[[ SUPPLIED DATA open ]]

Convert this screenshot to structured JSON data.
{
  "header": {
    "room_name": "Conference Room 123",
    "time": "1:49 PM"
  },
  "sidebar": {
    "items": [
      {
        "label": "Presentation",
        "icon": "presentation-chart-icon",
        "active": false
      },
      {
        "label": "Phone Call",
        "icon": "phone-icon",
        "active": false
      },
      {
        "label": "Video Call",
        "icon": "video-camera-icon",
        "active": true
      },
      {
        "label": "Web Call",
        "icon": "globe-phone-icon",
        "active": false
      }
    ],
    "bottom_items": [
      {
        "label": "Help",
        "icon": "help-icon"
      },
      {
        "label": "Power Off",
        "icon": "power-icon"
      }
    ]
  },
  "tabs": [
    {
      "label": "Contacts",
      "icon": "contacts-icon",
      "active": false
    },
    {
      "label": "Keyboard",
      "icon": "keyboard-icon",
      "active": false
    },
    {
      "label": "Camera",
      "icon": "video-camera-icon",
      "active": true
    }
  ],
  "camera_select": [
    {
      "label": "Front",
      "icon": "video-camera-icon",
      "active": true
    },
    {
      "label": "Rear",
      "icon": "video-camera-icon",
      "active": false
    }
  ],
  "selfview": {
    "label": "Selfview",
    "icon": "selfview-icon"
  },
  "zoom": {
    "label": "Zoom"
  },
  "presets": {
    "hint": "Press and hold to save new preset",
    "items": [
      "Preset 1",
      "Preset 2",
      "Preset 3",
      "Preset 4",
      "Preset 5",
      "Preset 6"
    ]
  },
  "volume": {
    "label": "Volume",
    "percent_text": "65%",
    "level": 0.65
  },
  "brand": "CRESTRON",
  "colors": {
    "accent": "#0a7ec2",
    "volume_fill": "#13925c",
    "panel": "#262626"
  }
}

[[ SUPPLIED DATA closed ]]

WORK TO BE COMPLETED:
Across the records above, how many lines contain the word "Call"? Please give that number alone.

RESPONSE FOR THIS EXERCISE:
3